Exercise data.
┌──

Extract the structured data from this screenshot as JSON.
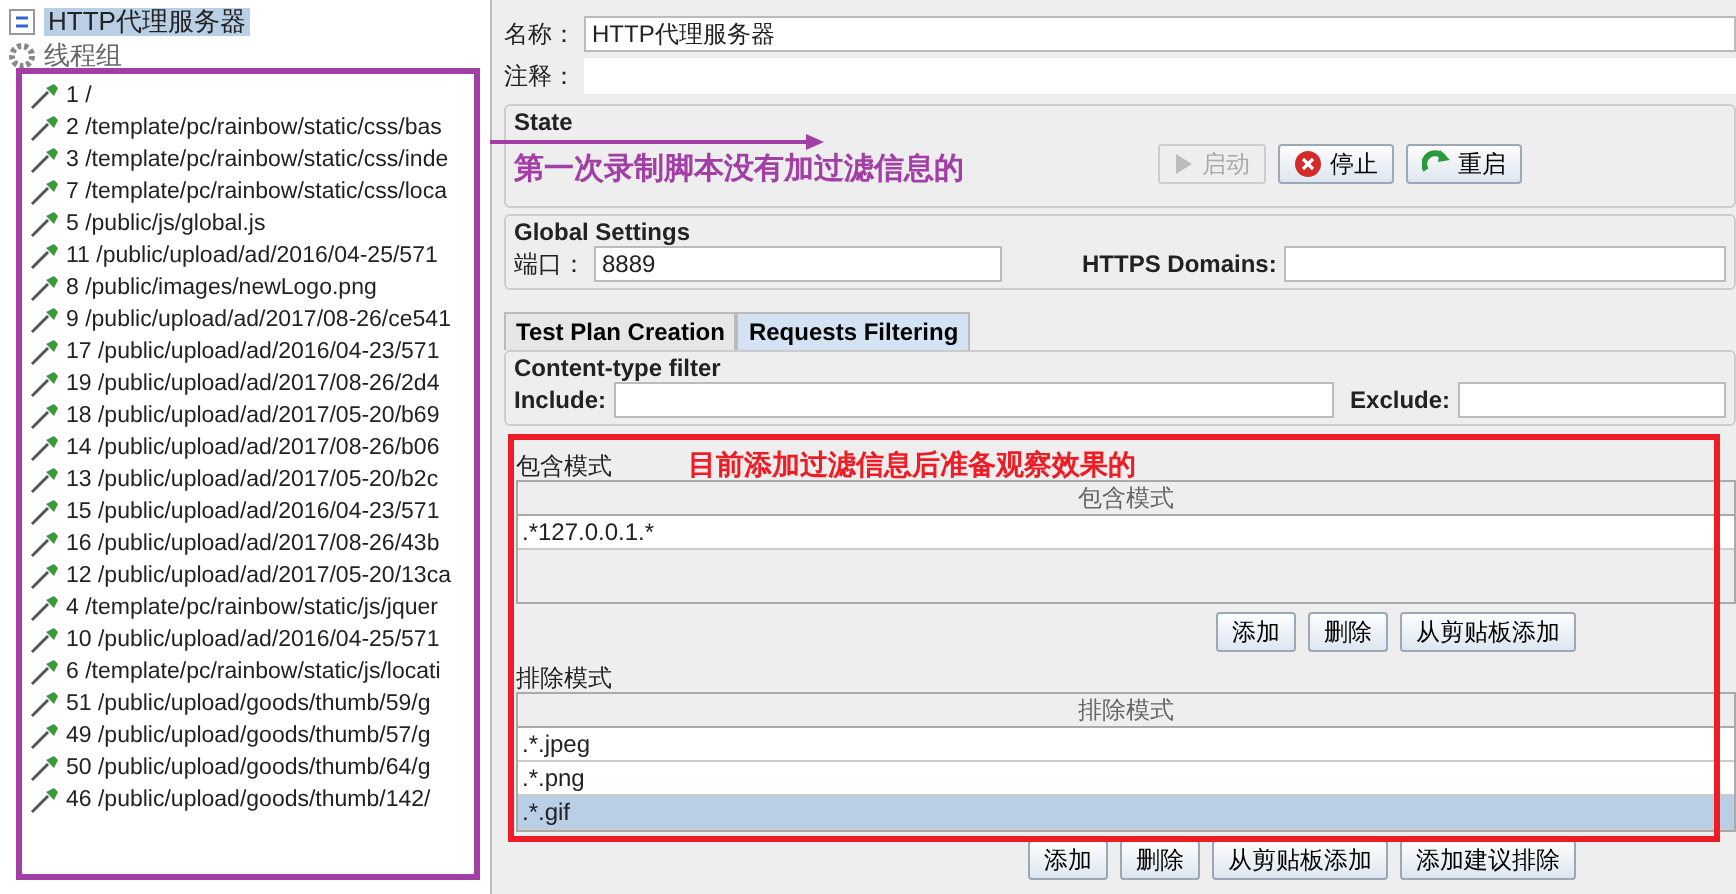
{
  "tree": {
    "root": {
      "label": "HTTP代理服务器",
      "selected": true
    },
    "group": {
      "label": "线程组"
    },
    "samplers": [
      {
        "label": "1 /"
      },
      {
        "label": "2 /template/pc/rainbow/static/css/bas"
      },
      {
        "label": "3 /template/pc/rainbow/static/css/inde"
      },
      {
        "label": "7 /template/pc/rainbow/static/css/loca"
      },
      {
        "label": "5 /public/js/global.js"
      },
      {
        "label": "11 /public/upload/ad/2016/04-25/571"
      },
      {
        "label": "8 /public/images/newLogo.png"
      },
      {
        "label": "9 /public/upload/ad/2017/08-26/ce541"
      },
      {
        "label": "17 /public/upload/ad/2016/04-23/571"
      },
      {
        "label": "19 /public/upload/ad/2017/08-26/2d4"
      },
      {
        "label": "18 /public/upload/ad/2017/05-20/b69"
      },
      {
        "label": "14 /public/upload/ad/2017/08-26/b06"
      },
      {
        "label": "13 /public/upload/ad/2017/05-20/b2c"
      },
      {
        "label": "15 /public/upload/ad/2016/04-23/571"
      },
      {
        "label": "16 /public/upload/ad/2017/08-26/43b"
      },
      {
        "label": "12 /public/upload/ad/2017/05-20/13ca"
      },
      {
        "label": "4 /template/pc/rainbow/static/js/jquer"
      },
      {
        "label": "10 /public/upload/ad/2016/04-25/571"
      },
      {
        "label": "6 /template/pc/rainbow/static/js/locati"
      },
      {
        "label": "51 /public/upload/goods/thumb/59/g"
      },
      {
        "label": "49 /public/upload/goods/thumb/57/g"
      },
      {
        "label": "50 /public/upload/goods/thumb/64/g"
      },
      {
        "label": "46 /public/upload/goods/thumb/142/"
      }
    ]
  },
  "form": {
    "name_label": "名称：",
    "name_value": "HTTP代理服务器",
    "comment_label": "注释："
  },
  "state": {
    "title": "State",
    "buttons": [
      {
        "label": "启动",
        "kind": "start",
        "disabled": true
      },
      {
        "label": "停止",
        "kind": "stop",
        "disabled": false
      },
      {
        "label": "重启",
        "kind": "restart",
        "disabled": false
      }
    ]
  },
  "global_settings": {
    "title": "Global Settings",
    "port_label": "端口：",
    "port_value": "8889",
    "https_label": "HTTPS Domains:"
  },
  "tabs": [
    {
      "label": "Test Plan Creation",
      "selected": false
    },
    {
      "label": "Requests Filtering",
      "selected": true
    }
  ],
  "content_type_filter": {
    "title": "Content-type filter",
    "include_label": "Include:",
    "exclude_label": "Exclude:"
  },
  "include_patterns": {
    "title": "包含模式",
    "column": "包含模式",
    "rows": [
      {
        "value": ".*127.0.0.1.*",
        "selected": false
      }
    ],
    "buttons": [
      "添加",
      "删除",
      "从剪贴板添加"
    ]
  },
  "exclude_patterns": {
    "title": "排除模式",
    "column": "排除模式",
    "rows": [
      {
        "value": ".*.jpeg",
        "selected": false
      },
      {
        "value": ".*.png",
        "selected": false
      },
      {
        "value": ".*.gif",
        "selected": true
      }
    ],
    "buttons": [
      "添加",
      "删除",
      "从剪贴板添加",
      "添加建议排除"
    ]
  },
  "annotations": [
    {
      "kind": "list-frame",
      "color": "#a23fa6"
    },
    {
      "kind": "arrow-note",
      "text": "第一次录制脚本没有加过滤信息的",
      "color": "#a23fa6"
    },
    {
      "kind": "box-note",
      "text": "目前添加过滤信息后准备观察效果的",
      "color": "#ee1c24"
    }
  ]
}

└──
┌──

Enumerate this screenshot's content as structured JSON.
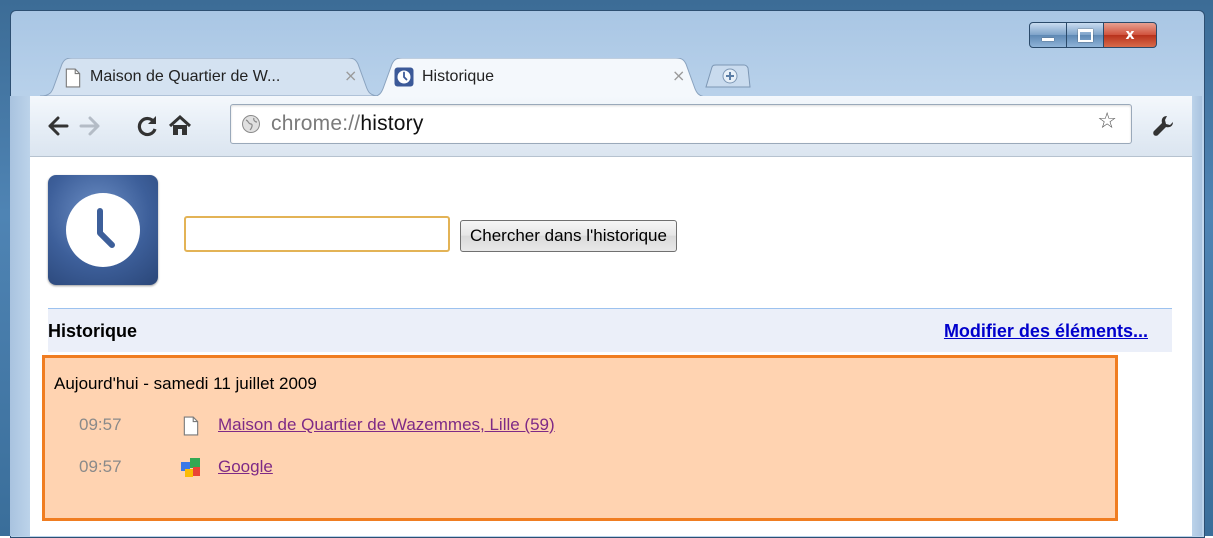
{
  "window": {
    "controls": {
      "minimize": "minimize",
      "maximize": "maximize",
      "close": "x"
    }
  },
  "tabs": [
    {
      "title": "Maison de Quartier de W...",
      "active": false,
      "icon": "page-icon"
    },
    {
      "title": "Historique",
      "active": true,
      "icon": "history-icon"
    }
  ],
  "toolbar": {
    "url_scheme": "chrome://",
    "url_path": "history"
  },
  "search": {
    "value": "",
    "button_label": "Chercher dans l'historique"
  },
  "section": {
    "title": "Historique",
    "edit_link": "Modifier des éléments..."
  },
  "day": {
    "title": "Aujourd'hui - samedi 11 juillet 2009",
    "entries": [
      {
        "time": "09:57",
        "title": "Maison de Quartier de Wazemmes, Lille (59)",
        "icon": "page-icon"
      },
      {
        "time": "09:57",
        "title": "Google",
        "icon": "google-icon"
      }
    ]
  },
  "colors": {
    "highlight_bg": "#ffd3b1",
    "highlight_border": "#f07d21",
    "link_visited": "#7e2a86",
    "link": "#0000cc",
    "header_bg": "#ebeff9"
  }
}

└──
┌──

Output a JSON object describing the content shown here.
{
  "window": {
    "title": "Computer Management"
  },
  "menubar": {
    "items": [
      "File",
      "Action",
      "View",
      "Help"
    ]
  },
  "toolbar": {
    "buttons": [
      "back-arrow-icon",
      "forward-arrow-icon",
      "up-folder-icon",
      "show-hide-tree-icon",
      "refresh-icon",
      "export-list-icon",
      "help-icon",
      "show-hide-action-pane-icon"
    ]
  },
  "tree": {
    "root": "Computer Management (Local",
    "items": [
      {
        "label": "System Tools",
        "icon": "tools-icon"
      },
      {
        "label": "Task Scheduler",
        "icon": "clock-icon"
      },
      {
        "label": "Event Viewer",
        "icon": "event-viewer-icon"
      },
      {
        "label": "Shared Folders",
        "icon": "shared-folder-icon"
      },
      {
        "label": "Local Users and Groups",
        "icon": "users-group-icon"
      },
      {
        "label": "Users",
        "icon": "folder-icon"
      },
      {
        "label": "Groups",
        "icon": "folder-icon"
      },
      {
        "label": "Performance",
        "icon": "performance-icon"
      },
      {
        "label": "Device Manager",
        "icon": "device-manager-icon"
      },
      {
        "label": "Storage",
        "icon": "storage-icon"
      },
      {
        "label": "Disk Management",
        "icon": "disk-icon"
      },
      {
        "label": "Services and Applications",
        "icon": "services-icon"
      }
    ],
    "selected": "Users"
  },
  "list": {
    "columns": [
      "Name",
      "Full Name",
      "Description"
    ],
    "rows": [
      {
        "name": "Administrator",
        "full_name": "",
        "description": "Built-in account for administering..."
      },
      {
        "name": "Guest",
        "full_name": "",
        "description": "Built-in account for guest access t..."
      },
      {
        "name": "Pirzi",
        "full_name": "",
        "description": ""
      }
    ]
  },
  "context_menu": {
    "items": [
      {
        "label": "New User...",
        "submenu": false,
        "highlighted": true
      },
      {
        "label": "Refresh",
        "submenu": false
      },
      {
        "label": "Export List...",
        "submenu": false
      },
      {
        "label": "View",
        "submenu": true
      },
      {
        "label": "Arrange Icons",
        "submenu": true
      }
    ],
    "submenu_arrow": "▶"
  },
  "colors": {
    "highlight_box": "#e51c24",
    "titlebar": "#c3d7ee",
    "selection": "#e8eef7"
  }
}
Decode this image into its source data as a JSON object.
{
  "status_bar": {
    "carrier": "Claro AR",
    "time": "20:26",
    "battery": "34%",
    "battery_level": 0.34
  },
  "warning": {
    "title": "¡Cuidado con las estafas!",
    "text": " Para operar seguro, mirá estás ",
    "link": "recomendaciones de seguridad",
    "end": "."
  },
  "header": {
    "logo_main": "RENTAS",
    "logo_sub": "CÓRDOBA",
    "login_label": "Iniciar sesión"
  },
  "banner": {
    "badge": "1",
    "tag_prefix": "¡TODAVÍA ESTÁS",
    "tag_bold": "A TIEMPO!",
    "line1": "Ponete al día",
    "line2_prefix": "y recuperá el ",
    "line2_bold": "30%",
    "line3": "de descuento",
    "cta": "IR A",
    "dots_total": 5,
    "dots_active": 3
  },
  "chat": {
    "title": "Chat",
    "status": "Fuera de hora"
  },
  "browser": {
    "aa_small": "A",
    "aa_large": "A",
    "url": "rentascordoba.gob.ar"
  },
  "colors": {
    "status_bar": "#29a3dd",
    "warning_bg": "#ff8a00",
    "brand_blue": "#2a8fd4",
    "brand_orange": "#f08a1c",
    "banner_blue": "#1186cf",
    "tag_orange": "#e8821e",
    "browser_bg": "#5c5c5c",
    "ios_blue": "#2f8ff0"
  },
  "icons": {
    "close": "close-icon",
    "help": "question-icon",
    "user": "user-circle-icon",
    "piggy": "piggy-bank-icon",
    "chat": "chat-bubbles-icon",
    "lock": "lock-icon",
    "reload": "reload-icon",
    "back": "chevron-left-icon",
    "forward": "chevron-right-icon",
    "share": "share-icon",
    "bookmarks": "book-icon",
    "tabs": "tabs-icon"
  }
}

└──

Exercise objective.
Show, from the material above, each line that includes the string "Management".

Written response.
    "title": "Computer Management"
    "root": "Computer Management (Local",
        "label": "Disk Management",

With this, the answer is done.